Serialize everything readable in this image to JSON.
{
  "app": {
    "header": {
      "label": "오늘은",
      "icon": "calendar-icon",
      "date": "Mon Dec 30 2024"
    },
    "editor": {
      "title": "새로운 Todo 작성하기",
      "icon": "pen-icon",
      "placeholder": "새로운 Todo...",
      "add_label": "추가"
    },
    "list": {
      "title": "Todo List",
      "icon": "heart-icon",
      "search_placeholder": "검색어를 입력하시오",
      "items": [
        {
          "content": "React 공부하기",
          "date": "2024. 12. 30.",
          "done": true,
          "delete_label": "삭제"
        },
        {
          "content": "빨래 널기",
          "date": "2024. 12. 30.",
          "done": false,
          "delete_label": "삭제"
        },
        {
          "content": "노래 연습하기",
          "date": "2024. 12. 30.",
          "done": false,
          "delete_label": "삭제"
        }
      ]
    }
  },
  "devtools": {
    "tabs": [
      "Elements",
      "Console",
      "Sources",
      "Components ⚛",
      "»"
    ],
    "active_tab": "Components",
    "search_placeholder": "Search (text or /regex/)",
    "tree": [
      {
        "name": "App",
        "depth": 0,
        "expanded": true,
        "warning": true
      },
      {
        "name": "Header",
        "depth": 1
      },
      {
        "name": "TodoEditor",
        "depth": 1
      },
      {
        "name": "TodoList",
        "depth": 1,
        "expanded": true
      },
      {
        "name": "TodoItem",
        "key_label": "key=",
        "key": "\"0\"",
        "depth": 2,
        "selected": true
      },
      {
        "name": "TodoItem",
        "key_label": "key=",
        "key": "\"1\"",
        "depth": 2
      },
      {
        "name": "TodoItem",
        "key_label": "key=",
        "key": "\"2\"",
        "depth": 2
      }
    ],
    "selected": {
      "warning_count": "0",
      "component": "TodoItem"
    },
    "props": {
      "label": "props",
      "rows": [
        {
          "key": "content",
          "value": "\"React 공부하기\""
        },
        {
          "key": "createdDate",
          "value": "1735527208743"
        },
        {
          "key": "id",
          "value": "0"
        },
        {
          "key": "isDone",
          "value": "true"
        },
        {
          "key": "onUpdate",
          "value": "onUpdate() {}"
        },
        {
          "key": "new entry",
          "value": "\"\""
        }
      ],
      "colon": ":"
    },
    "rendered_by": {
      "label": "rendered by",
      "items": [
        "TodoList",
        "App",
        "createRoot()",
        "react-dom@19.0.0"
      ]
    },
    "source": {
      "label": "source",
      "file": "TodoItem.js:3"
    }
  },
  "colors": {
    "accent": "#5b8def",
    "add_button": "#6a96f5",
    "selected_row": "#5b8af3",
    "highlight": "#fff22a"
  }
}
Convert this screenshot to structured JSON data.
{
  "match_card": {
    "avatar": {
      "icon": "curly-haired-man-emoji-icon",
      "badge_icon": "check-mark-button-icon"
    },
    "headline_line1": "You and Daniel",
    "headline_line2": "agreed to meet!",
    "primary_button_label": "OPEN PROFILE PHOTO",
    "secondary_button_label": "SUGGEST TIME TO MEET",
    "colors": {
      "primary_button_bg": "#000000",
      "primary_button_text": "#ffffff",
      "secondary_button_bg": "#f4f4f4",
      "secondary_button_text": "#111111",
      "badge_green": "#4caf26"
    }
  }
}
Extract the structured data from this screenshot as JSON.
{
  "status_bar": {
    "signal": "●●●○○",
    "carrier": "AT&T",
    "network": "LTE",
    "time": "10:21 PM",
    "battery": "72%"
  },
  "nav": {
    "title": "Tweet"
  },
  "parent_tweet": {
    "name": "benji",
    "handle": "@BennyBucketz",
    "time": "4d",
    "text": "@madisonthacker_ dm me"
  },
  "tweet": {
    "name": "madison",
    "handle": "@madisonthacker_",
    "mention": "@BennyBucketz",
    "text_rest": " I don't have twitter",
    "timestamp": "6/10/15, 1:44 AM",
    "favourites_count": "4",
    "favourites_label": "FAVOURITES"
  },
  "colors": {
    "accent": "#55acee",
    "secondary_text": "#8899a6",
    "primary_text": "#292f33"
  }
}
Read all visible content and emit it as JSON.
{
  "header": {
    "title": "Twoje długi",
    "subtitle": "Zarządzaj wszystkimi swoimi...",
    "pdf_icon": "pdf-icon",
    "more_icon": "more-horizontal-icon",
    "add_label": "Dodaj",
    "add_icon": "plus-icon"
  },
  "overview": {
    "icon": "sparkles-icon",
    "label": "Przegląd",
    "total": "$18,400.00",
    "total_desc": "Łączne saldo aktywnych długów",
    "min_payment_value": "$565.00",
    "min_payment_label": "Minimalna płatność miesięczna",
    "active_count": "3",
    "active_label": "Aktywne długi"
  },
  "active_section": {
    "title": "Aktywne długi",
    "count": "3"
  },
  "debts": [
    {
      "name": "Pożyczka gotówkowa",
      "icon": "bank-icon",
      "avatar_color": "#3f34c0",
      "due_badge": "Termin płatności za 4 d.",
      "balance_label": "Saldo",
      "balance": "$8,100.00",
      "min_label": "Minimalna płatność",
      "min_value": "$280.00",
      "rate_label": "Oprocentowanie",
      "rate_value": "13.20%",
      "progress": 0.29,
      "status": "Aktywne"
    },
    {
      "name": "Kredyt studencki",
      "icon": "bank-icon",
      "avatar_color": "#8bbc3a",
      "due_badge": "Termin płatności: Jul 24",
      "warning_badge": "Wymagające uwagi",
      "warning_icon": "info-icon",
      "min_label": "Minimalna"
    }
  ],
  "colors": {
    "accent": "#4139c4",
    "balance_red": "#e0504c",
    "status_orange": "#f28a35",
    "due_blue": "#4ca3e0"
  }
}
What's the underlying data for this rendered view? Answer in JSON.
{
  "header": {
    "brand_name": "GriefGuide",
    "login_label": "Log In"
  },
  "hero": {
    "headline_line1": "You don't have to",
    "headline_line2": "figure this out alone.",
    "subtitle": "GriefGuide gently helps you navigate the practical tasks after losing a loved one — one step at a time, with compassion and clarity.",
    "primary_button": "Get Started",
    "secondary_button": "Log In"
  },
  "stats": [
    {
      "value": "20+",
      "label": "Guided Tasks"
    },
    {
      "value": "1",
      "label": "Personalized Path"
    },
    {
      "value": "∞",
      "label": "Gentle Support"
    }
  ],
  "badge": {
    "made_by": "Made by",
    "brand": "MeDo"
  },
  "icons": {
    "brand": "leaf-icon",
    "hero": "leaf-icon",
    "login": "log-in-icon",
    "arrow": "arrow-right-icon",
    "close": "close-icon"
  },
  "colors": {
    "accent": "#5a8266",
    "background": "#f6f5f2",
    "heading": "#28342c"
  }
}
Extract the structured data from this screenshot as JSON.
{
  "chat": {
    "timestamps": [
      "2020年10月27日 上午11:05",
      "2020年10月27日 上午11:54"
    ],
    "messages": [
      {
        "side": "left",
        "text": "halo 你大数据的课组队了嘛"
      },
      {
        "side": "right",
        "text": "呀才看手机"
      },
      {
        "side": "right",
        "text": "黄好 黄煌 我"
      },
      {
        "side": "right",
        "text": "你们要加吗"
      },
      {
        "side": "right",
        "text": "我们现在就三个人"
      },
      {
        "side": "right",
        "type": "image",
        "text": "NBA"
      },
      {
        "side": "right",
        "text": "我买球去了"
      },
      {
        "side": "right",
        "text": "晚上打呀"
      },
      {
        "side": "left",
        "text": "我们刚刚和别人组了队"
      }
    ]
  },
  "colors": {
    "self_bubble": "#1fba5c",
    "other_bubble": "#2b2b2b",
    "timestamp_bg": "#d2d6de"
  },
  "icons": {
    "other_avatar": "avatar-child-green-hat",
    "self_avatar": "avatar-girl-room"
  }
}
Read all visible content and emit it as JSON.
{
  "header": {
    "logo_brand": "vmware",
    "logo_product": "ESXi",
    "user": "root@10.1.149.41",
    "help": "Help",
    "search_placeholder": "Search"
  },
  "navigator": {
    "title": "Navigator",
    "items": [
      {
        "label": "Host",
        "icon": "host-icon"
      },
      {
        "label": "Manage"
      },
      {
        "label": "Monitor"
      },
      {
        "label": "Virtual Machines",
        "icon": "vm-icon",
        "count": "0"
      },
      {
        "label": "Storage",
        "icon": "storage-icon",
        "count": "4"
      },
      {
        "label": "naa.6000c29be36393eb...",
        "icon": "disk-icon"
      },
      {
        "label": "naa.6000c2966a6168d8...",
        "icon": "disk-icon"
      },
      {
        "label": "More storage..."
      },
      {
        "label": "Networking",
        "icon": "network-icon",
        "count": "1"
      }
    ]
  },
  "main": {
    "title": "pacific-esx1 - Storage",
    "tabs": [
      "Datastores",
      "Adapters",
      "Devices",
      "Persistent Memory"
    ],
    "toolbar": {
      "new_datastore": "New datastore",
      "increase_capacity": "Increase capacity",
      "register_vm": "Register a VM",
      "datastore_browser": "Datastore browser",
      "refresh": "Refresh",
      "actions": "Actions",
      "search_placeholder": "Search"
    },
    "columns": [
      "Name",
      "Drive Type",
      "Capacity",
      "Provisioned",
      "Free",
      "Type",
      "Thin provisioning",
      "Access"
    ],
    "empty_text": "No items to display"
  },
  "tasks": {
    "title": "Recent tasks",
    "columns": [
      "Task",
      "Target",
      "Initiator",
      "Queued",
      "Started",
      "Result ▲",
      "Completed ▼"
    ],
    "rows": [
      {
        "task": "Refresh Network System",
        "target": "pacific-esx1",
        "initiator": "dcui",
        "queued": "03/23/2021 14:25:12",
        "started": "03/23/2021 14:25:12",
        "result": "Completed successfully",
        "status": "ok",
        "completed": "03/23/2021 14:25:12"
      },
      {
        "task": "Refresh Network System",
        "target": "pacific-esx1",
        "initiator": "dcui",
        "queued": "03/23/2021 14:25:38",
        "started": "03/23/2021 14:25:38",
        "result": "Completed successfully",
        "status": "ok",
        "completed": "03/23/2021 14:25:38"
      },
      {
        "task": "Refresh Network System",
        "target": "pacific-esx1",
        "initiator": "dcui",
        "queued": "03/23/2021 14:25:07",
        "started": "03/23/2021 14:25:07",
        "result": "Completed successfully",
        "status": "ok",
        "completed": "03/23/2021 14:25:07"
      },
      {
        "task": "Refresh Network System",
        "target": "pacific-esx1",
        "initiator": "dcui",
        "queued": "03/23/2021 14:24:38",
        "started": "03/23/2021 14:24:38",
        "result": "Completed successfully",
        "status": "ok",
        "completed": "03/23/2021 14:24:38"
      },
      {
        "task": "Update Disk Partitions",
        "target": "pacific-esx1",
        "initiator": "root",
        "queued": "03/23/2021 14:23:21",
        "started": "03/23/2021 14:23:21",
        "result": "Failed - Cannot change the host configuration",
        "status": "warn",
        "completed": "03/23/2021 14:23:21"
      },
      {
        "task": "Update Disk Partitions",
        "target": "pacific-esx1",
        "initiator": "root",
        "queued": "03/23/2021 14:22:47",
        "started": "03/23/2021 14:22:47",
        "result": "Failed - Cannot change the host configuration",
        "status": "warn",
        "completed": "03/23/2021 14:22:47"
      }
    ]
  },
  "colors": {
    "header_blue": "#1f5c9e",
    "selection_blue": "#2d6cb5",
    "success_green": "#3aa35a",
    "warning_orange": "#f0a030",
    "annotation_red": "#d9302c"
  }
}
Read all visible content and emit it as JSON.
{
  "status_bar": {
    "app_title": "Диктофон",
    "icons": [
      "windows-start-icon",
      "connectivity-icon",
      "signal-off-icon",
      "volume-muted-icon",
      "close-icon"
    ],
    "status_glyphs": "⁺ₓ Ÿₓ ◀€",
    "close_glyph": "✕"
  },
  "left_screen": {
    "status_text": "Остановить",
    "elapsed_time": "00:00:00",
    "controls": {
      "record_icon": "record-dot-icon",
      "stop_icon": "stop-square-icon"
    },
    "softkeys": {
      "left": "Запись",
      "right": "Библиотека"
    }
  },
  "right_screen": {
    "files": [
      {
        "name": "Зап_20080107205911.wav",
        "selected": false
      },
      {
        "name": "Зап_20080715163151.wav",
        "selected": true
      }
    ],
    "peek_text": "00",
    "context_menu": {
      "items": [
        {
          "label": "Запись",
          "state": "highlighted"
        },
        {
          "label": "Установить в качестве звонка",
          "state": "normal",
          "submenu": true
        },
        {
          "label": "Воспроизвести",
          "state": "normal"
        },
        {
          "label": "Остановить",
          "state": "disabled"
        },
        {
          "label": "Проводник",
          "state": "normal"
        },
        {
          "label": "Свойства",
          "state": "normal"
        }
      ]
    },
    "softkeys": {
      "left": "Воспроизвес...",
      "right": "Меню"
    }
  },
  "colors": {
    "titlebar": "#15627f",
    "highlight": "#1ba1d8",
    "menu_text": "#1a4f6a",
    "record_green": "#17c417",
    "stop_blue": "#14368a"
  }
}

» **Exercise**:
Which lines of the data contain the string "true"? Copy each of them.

» **Output for this task**:
          "done": true,
        "expanded": true,
        "warning": true
        "expanded": true
        "selected": true
          "value": "true"
        "selected": true
          "submenu": true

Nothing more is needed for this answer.